_TASK PROMPT_
Among the entries below, find the lines with "Usage" and copy them.
====================
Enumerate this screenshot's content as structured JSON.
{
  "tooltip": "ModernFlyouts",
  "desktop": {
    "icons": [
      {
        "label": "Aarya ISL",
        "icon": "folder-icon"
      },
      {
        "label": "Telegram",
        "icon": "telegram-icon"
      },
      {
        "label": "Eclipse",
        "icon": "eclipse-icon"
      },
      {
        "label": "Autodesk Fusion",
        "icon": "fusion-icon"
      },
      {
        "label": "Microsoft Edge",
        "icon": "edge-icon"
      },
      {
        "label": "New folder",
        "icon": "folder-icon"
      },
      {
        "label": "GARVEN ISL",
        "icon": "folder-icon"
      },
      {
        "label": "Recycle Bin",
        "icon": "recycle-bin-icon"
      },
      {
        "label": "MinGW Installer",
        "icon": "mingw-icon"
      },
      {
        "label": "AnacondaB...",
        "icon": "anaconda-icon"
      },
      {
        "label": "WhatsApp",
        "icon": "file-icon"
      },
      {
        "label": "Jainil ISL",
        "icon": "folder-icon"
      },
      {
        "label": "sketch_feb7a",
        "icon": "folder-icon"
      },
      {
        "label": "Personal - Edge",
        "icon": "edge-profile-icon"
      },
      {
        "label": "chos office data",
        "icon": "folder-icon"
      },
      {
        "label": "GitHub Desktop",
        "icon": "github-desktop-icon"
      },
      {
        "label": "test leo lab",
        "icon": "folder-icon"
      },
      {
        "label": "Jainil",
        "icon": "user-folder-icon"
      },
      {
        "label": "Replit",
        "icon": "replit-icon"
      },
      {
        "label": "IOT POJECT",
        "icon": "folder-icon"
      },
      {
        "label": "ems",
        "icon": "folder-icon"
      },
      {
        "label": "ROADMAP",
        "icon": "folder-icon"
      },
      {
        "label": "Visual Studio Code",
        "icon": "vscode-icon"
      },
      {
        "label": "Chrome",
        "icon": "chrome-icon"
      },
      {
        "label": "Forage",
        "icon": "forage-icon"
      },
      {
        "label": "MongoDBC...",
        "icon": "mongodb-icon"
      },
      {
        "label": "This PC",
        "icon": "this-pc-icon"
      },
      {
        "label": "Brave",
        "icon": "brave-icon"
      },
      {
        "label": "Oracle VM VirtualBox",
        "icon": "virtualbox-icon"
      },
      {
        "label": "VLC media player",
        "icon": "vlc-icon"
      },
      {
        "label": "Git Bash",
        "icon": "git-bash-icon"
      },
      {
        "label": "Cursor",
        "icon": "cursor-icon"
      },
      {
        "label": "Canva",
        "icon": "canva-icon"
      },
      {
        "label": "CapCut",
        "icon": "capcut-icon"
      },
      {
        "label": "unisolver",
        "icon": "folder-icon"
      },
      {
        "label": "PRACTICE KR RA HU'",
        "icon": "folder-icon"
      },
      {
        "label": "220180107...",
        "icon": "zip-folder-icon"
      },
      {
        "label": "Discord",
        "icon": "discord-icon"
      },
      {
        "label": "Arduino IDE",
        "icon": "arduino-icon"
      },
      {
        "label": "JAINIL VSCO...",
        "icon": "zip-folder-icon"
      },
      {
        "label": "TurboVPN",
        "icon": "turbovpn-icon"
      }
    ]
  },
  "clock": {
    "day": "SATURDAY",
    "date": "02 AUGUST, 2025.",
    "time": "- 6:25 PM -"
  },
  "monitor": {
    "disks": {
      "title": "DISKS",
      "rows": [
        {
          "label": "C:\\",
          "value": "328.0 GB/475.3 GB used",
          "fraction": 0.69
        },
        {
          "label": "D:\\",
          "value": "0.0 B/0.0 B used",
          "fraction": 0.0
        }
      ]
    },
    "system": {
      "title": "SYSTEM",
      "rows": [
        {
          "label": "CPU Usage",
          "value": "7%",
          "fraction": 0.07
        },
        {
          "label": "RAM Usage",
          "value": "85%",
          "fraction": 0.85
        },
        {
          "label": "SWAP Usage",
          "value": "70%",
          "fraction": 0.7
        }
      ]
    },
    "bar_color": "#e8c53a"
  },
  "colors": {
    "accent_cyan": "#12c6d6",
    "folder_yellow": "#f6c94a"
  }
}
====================
_EXERCISE RESPONSE_
          "label": "CPU Usage",
          "label": "RAM Usage",
          "label": "SWAP Usage",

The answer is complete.